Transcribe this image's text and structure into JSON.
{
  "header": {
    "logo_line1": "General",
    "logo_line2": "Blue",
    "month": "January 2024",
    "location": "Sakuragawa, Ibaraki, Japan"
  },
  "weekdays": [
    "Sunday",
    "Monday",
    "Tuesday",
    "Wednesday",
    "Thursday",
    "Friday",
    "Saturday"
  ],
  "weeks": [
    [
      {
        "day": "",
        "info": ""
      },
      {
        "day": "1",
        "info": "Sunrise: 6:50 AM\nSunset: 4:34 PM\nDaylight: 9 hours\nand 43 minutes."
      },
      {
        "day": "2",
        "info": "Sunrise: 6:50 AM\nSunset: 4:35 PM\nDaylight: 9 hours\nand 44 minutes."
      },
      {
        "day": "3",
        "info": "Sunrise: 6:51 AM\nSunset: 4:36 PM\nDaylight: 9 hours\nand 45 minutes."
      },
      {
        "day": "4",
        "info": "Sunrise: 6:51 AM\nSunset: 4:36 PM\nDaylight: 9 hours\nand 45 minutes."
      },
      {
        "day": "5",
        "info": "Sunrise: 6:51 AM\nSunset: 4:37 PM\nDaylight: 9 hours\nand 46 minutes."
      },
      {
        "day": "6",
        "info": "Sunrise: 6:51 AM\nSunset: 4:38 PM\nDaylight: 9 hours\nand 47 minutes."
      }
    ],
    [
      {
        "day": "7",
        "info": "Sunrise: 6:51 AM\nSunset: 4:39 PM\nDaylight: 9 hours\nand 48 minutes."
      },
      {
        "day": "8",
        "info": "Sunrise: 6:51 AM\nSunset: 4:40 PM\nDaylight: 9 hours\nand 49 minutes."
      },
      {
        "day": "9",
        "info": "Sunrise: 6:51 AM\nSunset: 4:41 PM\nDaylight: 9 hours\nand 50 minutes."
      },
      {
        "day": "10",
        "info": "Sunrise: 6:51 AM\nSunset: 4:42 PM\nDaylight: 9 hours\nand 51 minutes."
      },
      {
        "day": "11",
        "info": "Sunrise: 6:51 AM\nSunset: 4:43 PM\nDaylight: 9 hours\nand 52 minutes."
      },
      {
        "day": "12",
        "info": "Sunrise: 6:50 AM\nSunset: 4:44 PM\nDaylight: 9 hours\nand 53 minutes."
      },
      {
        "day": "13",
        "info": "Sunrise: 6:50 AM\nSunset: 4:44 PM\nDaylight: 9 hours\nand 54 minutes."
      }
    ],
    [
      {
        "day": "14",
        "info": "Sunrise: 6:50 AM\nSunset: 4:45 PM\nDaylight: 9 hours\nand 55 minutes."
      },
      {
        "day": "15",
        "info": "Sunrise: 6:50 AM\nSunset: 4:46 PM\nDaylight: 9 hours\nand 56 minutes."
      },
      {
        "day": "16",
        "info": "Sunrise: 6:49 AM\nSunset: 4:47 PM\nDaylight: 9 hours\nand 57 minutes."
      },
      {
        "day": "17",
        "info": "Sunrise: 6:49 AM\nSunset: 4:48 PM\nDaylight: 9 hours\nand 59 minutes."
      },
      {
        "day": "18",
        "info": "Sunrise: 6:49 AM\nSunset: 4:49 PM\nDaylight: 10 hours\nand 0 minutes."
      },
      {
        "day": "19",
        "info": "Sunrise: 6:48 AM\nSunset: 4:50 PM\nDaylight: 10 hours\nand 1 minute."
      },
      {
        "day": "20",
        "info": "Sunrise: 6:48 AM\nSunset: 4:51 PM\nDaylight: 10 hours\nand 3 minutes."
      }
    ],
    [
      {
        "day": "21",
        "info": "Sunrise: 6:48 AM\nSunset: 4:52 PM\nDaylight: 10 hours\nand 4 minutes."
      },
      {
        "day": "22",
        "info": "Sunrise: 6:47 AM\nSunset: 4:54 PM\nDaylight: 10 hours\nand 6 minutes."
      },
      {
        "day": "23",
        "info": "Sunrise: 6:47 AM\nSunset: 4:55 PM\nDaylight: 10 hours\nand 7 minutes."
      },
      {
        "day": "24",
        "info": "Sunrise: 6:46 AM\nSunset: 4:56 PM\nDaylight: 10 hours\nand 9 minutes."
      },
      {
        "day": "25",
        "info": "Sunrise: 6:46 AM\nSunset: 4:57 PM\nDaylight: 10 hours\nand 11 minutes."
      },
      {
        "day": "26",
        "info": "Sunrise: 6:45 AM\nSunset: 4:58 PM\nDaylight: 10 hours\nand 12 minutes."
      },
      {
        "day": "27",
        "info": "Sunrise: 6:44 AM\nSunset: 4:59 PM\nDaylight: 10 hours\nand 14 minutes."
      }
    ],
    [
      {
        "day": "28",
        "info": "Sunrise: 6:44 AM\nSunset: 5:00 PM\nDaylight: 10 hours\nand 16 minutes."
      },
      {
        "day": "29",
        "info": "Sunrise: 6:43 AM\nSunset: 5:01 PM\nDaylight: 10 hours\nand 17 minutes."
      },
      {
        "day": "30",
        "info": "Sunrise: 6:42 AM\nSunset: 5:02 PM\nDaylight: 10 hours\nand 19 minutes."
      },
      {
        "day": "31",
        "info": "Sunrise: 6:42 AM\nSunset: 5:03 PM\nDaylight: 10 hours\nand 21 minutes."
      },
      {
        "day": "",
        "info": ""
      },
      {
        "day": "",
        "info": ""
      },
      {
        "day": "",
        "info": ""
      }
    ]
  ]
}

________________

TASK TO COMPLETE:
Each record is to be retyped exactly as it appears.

SOLUTION FOR THIS PROBLEM:
Transcribe this image's text and structure into JSON.
{
  "header": {
    "logo_line1": "General",
    "logo_line2": "Blue",
    "month": "January 2024",
    "location": "Sakuragawa, Ibaraki, Japan"
  },
  "weekdays": [
    "Sunday",
    "Monday",
    "Tuesday",
    "Wednesday",
    "Thursday",
    "Friday",
    "Saturday"
  ],
  "weeks": [
    [
      {
        "day": "",
        "info": ""
      },
      {
        "day": "1",
        "info": "Sunrise: 6:50 AM\nSunset: 4:34 PM\nDaylight: 9 hours\nand 43 minutes."
      },
      {
        "day": "2",
        "info": "Sunrise: 6:50 AM\nSunset: 4:35 PM\nDaylight: 9 hours\nand 44 minutes."
      },
      {
        "day": "3",
        "info": "Sunrise: 6:51 AM\nSunset: 4:36 PM\nDaylight: 9 hours\nand 45 minutes."
      },
      {
        "day": "4",
        "info": "Sunrise: 6:51 AM\nSunset: 4:36 PM\nDaylight: 9 hours\nand 45 minutes."
      },
      {
        "day": "5",
        "info": "Sunrise: 6:51 AM\nSunset: 4:37 PM\nDaylight: 9 hours\nand 46 minutes."
      },
      {
        "day": "6",
        "info": "Sunrise: 6:51 AM\nSunset: 4:38 PM\nDaylight: 9 hours\nand 47 minutes."
      }
    ],
    [
      {
        "day": "7",
        "info": "Sunrise: 6:51 AM\nSunset: 4:39 PM\nDaylight: 9 hours\nand 48 minutes."
      },
      {
        "day": "8",
        "info": "Sunrise: 6:51 AM\nSunset: 4:40 PM\nDaylight: 9 hours\nand 49 minutes."
      },
      {
        "day": "9",
        "info": "Sunrise: 6:51 AM\nSunset: 4:41 PM\nDaylight: 9 hours\nand 50 minutes."
      },
      {
        "day": "10",
        "info": "Sunrise: 6:51 AM\nSunset: 4:42 PM\nDaylight: 9 hours\nand 51 minutes."
      },
      {
        "day": "11",
        "info": "Sunrise: 6:51 AM\nSunset: 4:43 PM\nDaylight: 9 hours\nand 52 minutes."
      },
      {
        "day": "12",
        "info": "Sunrise: 6:50 AM\nSunset: 4:44 PM\nDaylight: 9 hours\nand 53 minutes."
      },
      {
        "day": "13",
        "info": "Sunrise: 6:50 AM\nSunset: 4:44 PM\nDaylight: 9 hours\nand 54 minutes."
      }
    ],
    [
      {
        "day": "14",
        "info": "Sunrise: 6:50 AM\nSunset: 4:45 PM\nDaylight: 9 hours\nand 55 minutes."
      },
      {
        "day": "15",
        "info": "Sunrise: 6:50 AM\nSunset: 4:46 PM\nDaylight: 9 hours\nand 56 minutes."
      },
      {
        "day": "16",
        "info": "Sunrise: 6:49 AM\nSunset: 4:47 PM\nDaylight: 9 hours\nand 57 minutes."
      },
      {
        "day": "17",
        "info": "Sunrise: 6:49 AM\nSunset: 4:48 PM\nDaylight: 9 hours\nand 59 minutes."
      },
      {
        "day": "18",
        "info": "Sunrise: 6:49 AM\nSunset: 4:49 PM\nDaylight: 10 hours\nand 0 minutes."
      },
      {
        "day": "19",
        "info": "Sunrise: 6:48 AM\nSunset: 4:50 PM\nDaylight: 10 hours\nand 1 minute."
      },
      {
        "day": "20",
        "info": "Sunrise: 6:48 AM\nSunset: 4:51 PM\nDaylight: 10 hours\nand 3 minutes."
      }
    ],
    [
      {
        "day": "21",
        "info": "Sunrise: 6:48 AM\nSunset: 4:52 PM\nDaylight: 10 hours\nand 4 minutes."
      },
      {
        "day": "22",
        "info": "Sunrise: 6:47 AM\nSunset: 4:54 PM\nDaylight: 10 hours\nand 6 minutes."
      },
      {
        "day": "23",
        "info": "Sunrise: 6:47 AM\nSunset: 4:55 PM\nDaylight: 10 hours\nand 7 minutes."
      },
      {
        "day": "24",
        "info": "Sunrise: 6:46 AM\nSunset: 4:56 PM\nDaylight: 10 hours\nand 9 minutes."
      },
      {
        "day": "25",
        "info": "Sunrise: 6:46 AM\nSunset: 4:57 PM\nDaylight: 10 hours\nand 11 minutes."
      },
      {
        "day": "26",
        "info": "Sunrise: 6:45 AM\nSunset: 4:58 PM\nDaylight: 10 hours\nand 12 minutes."
      },
      {
        "day": "27",
        "info": "Sunrise: 6:44 AM\nSunset: 4:59 PM\nDaylight: 10 hours\nand 14 minutes."
      }
    ],
    [
      {
        "day": "28",
        "info": "Sunrise: 6:44 AM\nSunset: 5:00 PM\nDaylight: 10 hours\nand 16 minutes."
      },
      {
        "day": "29",
        "info": "Sunrise: 6:43 AM\nSunset: 5:01 PM\nDaylight: 10 hours\nand 17 minutes."
      },
      {
        "day": "30",
        "info": "Sunrise: 6:42 AM\nSunset: 5:02 PM\nDaylight: 10 hours\nand 19 minutes."
      },
      {
        "day": "31",
        "info": "Sunrise: 6:42 AM\nSunset: 5:03 PM\nDaylight: 10 hours\nand 21 minutes."
      },
      {
        "day": "",
        "info": ""
      },
      {
        "day": "",
        "info": ""
      },
      {
        "day": "",
        "info": ""
      }
    ]
  ]
}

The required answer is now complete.